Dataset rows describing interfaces
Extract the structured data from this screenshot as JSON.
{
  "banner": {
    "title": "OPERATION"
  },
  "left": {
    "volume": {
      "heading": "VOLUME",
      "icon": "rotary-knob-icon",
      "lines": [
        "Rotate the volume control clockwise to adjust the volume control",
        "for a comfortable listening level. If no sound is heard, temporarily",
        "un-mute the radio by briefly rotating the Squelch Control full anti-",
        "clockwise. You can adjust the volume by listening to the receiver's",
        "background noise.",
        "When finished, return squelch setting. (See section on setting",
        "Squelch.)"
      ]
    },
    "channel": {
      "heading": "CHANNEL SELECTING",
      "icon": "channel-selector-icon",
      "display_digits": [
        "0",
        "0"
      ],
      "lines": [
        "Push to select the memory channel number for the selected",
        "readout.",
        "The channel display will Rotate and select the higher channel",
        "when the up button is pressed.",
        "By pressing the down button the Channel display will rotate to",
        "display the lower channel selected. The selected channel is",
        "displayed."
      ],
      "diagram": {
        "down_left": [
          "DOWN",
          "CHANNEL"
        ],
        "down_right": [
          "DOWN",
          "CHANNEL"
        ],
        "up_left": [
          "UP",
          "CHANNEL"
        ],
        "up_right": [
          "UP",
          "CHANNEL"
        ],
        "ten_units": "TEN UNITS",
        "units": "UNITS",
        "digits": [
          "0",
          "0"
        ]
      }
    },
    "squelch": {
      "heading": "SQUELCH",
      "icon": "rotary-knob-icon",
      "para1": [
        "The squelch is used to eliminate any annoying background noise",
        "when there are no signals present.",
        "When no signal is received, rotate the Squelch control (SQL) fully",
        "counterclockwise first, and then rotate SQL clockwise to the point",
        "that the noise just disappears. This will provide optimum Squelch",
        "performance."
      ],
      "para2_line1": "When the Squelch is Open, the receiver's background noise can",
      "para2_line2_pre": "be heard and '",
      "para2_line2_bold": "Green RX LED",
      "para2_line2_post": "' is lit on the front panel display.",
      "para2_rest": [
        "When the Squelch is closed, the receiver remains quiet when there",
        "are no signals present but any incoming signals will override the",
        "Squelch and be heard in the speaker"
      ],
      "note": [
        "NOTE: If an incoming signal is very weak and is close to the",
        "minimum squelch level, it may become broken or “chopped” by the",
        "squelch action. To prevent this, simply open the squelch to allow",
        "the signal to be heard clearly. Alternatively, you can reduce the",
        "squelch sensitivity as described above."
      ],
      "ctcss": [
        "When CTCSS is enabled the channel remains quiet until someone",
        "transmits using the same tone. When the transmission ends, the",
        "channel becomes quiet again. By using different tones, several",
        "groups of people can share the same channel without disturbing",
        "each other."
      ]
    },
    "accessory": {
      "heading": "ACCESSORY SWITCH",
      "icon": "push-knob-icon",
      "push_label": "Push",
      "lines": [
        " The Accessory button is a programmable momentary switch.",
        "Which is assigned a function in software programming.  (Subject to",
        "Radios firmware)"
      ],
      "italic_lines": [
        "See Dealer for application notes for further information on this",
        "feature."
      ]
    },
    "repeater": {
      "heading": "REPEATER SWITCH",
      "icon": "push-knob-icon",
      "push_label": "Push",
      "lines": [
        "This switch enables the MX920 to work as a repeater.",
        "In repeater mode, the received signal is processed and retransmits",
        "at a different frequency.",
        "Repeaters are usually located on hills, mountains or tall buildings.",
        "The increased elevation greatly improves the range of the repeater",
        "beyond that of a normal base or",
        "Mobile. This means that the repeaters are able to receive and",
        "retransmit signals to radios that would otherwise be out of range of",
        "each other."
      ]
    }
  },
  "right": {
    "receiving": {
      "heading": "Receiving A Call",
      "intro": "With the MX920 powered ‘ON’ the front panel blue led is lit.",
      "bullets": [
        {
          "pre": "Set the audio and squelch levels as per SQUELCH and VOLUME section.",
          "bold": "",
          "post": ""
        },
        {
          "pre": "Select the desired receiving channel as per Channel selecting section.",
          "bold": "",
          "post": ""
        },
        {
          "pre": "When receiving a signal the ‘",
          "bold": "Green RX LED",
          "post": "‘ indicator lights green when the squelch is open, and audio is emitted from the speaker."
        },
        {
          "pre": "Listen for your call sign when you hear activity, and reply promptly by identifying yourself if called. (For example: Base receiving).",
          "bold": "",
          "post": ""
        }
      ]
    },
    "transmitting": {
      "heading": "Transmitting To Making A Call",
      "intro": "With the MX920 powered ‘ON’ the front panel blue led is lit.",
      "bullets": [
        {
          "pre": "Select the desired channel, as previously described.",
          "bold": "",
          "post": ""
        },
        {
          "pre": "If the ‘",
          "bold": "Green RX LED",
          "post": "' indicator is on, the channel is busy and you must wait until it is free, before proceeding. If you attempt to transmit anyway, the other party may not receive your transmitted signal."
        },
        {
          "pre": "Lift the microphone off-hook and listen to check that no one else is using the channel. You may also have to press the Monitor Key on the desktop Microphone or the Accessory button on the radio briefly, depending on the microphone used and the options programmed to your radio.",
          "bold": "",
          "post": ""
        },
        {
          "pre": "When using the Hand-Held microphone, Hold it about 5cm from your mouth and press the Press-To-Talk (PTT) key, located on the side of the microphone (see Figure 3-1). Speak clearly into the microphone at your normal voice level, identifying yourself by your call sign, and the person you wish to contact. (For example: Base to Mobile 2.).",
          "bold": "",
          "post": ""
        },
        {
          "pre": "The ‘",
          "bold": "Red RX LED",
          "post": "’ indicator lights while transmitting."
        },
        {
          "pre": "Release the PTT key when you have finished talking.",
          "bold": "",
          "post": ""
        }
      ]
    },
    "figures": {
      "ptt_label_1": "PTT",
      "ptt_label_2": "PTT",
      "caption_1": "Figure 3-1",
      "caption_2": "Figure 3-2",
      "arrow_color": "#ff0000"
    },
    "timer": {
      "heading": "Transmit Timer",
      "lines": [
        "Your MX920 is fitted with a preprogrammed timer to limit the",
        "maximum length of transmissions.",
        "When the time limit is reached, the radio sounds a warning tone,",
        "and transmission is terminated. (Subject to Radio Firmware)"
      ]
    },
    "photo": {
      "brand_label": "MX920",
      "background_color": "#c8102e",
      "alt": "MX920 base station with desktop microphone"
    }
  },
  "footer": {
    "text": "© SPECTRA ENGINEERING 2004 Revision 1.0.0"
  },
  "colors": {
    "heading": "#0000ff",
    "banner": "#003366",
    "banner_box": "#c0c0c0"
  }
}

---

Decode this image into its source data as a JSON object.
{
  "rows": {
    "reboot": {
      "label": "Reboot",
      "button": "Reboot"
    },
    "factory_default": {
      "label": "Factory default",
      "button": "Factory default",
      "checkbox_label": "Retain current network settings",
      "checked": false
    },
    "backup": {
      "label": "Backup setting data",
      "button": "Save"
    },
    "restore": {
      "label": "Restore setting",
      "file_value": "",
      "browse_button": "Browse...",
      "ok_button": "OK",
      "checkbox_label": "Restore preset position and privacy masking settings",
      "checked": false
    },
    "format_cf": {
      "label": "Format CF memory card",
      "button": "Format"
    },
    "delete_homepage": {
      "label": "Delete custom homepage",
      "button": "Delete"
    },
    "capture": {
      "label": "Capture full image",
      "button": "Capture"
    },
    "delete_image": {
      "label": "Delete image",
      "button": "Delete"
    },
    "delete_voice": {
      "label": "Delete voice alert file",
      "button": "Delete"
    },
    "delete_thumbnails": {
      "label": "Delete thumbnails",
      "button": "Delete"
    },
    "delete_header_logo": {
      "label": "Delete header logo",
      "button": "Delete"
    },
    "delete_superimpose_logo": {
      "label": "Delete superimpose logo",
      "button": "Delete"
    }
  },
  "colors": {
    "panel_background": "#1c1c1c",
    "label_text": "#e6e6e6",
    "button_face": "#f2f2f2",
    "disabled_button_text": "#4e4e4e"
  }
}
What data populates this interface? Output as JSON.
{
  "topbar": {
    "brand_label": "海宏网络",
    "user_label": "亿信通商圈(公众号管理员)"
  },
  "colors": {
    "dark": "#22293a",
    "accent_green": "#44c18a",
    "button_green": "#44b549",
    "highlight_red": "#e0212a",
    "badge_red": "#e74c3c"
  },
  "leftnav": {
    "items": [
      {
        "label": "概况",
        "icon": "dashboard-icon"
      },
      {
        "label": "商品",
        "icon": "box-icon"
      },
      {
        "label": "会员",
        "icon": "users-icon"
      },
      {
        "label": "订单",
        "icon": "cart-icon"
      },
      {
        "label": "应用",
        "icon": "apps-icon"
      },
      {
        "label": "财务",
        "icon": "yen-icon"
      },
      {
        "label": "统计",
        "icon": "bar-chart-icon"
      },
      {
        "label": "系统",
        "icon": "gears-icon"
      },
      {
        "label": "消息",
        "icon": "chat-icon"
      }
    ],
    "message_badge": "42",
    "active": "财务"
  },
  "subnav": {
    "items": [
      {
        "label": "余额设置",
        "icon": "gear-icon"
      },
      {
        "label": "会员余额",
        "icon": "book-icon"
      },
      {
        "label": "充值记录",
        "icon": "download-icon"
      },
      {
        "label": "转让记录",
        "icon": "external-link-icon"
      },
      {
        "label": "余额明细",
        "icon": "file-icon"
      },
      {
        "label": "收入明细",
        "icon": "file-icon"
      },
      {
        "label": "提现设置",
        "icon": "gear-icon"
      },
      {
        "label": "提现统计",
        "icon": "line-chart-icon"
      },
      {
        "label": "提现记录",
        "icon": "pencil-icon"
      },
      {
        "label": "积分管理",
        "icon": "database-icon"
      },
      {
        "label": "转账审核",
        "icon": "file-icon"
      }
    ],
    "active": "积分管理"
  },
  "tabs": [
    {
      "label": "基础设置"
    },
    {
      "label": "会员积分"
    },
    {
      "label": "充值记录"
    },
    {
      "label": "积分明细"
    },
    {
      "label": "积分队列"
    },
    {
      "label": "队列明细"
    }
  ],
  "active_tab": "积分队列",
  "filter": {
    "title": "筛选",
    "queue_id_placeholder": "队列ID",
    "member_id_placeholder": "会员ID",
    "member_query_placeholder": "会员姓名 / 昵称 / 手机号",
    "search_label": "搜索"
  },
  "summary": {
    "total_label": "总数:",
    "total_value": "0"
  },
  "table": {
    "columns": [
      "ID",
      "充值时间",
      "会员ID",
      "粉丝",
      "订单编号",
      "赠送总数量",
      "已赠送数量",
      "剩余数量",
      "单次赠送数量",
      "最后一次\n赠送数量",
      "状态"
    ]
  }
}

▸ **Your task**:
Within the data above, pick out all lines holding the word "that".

▸ **Response below**:
        "that the noise just disappears. This will provide optimum Squelch",
        "beyond that of a normal base or",
        "Mobile. This means that the repeaters are able to receive and",
        "retransmit signals to radios that would otherwise be out of range of",
          "pre": "Lift the microphone off-hook and listen to check that no one else is using the channel. You may also have to press the Monitor Key on the desktop Microphone or the Accessory button on the radio briefly, depending on the microphone used and the options programmed to your radio.",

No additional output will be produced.